    • You need a bachelor degree, then a masters degree before you can go for a PhD. The masters probably should be in your field of what your PhD is to be in. The bachelors degree could be in psychology and a minor in criminal justice like you said.
      Once you get started on your higher degrees, you may be able to get a "fellowship" at one of the more expensive universities and be an instructor part time there to help pay for your PhD, for instance.
      Good luck.

  • avatar Do I need a masters degree to get into a Forensic Psychology PhD program (perhaps at Simon Fraser)? | Yahoo Answers
    • You do not need a Masters to be admitted into a PhD program. However, it will be difficult to get accepted to a very competitive program without a Masters because other applicants will likely have more research experience than you.
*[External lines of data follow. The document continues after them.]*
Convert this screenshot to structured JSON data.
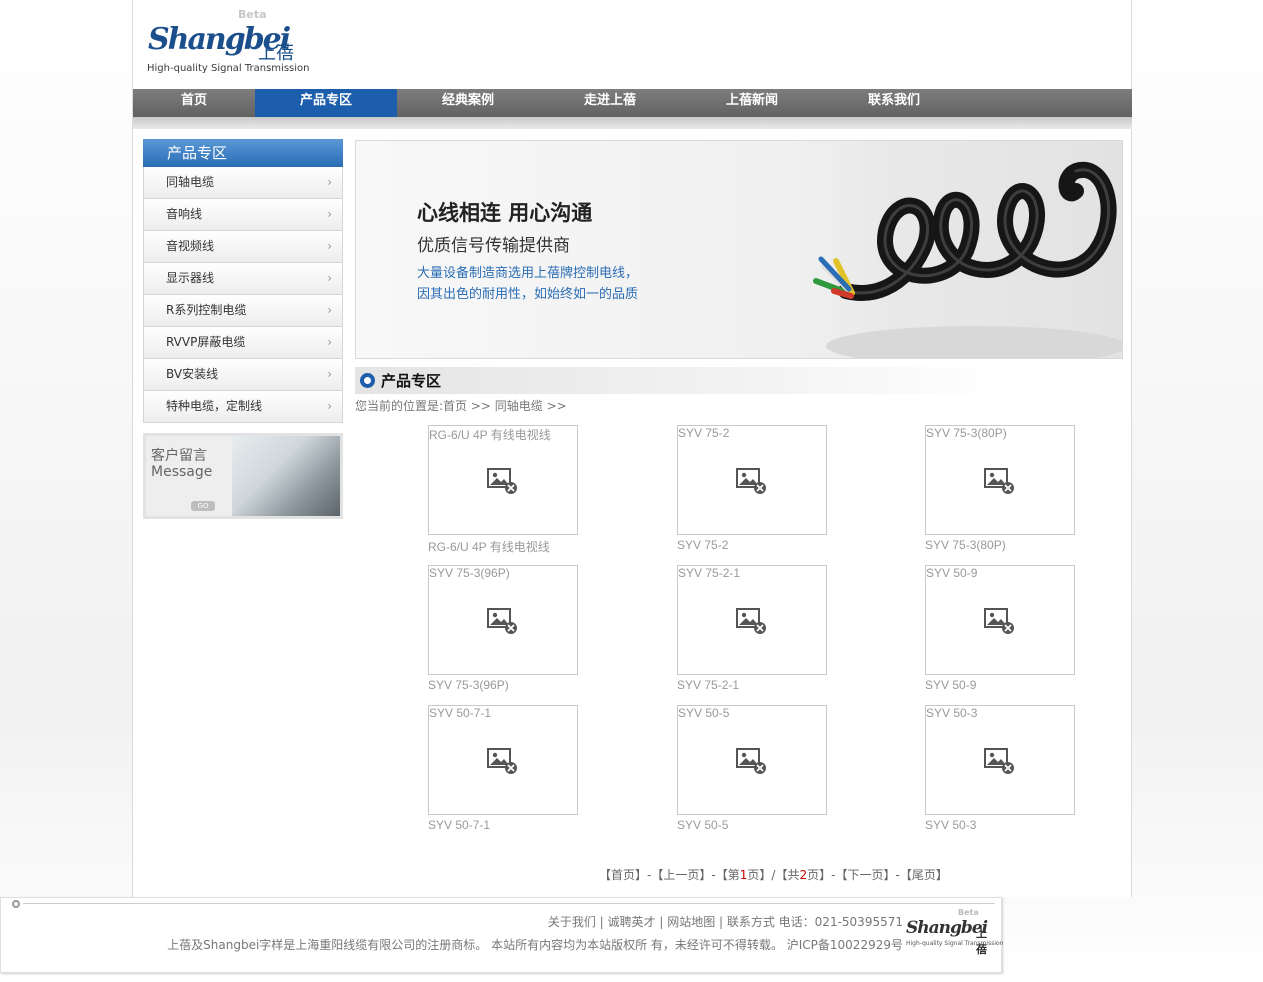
{
  "logo": {
    "beta": "Beta",
    "brand": "Shangbei",
    "brand_cn": "上蓓",
    "tagline": "High-quality Signal Transmission"
  },
  "nav": {
    "items": [
      "首页",
      "产品专区",
      "经典案例",
      "走进上蓓",
      "上蓓新闻",
      "联系我们"
    ],
    "active_index": 1,
    "active_color": "#1c5eab"
  },
  "sidebar": {
    "title": "产品专区",
    "items": [
      "同轴电缆",
      "音响线",
      "音视频线",
      "显示器线",
      "R系列控制电缆",
      "RVVP屏蔽电缆",
      "BV安装线",
      "特种电缆，定制线"
    ],
    "chevron_icon": "chevron-right-icon",
    "message_box": {
      "cn": "客户留言",
      "en": "Message",
      "go": "GO"
    }
  },
  "banner": {
    "headline": "心线相连 用心沟通",
    "subhead": "优质信号传输提供商",
    "line1": "大量设备制造商选用上蓓牌控制电线，",
    "line2": "因其出色的耐用性，如始终如一的品质"
  },
  "section": {
    "title": "产品专区",
    "breadcrumb": "您当前的位置是:首页 >> 同轴电缆 >>"
  },
  "products": [
    {
      "name": "RG-6/U 4P 有线电视线"
    },
    {
      "name": "SYV 75-2"
    },
    {
      "name": "SYV 75-3(80P)"
    },
    {
      "name": "SYV 75-3(96P)"
    },
    {
      "name": "SYV 75-2-1"
    },
    {
      "name": "SYV 50-9"
    },
    {
      "name": "SYV 50-7-1"
    },
    {
      "name": "SYV 50-5"
    },
    {
      "name": "SYV 50-3"
    }
  ],
  "pager": {
    "first": "【首页】",
    "prev": "【上一页】",
    "current_pre": "【第",
    "current": "1",
    "current_post": "页】",
    "sep": "/",
    "total_pre": "【共",
    "total": "2",
    "total_post": "页】",
    "next": "【下一页】",
    "last": "【尾页】",
    "dash": "-"
  },
  "footer": {
    "links": "关于我们 | 诚聘英才 | 网站地图 | 联系方式 电话：021-50395571",
    "copyright": "上蓓及Shangbei字样是上海重阳线缆有限公司的注册商标。 本站所有内容均为本站版权所 有，未经许可不得转载。 沪ICP备10022929号",
    "logo_beta": "Beta",
    "logo_brand": "Shangbei",
    "logo_cn": "上蓓",
    "logo_tagline": "High-quality Signal Transmission"
  }
}
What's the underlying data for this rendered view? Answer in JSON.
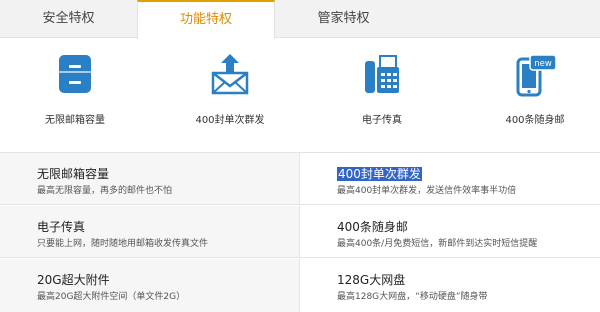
{
  "tabs": [
    {
      "label": "安全特权"
    },
    {
      "label": "功能特权"
    },
    {
      "label": "管家特权"
    }
  ],
  "active_tab": "功能特权",
  "colors": {
    "accent": "#e08a00",
    "icon_blue": "#2b7fc4",
    "selection": "#3264c8"
  },
  "features": [
    {
      "icon": "inbox-icon",
      "label": "无限邮箱容量"
    },
    {
      "icon": "mail-send-icon",
      "label": "400封单次群发"
    },
    {
      "icon": "fax-icon",
      "label": "电子传真"
    },
    {
      "icon": "mobile-new-icon",
      "label": "400条随身邮",
      "badge": "new"
    }
  ],
  "details": [
    {
      "title": "无限邮箱容量",
      "desc": "最高无限容量，再多的邮件也不怕"
    },
    {
      "title": "400封单次群发",
      "desc": "最高400封单次群发，发送信件效率事半功倍",
      "selected": true
    },
    {
      "title": "电子传真",
      "desc": "只要能上网，随时随地用邮箱收发传真文件"
    },
    {
      "title": "400条随身邮",
      "desc": "最高400条/月免费短信，新邮件到达实时短信提醒"
    },
    {
      "title": "20G超大附件",
      "desc": "最高20G超大附件空间（单文件2G）"
    },
    {
      "title": "128G大网盘",
      "desc": "最高128G大网盘，“移动硬盘”随身带"
    }
  ]
}
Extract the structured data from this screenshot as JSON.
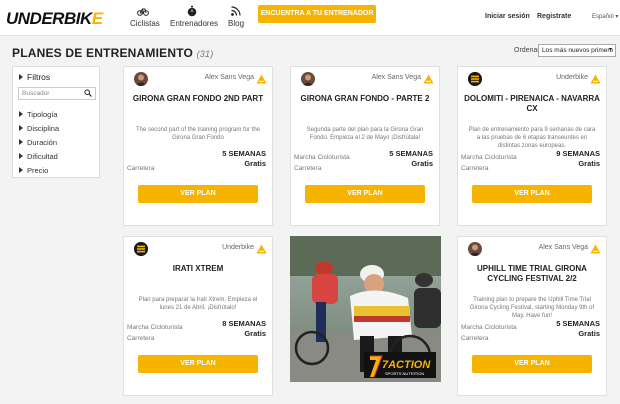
{
  "header": {
    "logo_main": "UNDERBIK",
    "logo_accent": "E",
    "nav": [
      {
        "label": "Ciclistas",
        "icon": "bicycle-icon"
      },
      {
        "label": "Entrenadores",
        "icon": "stopwatch-icon"
      },
      {
        "label": "Blog",
        "icon": "rss-icon"
      }
    ],
    "cta_label": "ENCUENTRA A TU ENTRENADOR",
    "login_label": "Iniciar sesión",
    "register_label": "Registrate",
    "language": "Español"
  },
  "page": {
    "title": "PLANES DE ENTRENAMIENTO",
    "count": "(31)",
    "order_label": "Ordenar",
    "order_value": "Los más nuevos primero"
  },
  "filters": {
    "title": "Filtros",
    "search_placeholder": "Buscador",
    "items": [
      "Tipología",
      "Disciplina",
      "Duración",
      "Dificultad",
      "Precio"
    ]
  },
  "cards": [
    {
      "author": "Alex Sans Vega",
      "title": "GIRONA GRAN FONDO 2ND PART",
      "description": "The second part of the training program for the Girona Gran Fondo",
      "tags": [
        "Carretera"
      ],
      "duration": "5 SEMANAS",
      "price": "Gratis",
      "button": "VER PLAN"
    },
    {
      "author": "Alex Sans Vega",
      "title": "GIRONA GRAN FONDO - PARTE 2",
      "description": "Segunda parte del plan para la Girona Gran Fondo. Empieza el 2 de Mayo ¡Disfrútala!",
      "tags": [
        "Marcha Cicloturista",
        "Carretera"
      ],
      "duration": "5 SEMANAS",
      "price": "Gratis",
      "button": "VER PLAN"
    },
    {
      "author": "Underbike",
      "title": "DOLOMITI - PIRENAICA - NAVARRA CX",
      "description": "Plan de entrenamiento para 9 semanas de cara a las pruebas de 6 etapas transeuntes en distintas zonas europeas.",
      "tags": [
        "Marcha Cicloturista",
        "Carretera"
      ],
      "duration": "9 SEMANAS",
      "price": "Gratis",
      "button": "VER PLAN"
    },
    {
      "author": "Underbike",
      "title": "IRATI XTREM",
      "description": "Plan para preparar la Irati Xtrem. Empieza el lunes 21 de Abril. ¡Disfrútalo!",
      "tags": [
        "Marcha Cicloturista",
        "Carretera"
      ],
      "duration": "8 SEMANAS",
      "price": "Gratis",
      "button": "VER PLAN"
    },
    {
      "author": "Alex Sans Vega",
      "title": "UPHILL TIME TRIAL GIRONA CYCLING FESTIVAL 2/2",
      "description": "Training plan to prepare the Uphill Time Trial Girona Cycling Festival, starting Monday 9th of May. Have fun!",
      "tags": [
        "Marcha Cicloturista",
        "Carretera"
      ],
      "duration": "5 SEMANAS",
      "price": "Gratis",
      "button": "VER PLAN"
    }
  ],
  "ad": {
    "brand_main": "7ACTION",
    "brand_sub": "SPORTS NUTRITION"
  },
  "colors": {
    "accent": "#f6b300",
    "background": "#f3f3f3"
  }
}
      I forgot to add this when I responded earlier! Clinical Psychology programs are notoriously competitive, but other branches of Psychology are a little less difficult. I'm not sure about Forensic Psychology. I suggest applying to both PhD and Masters programs.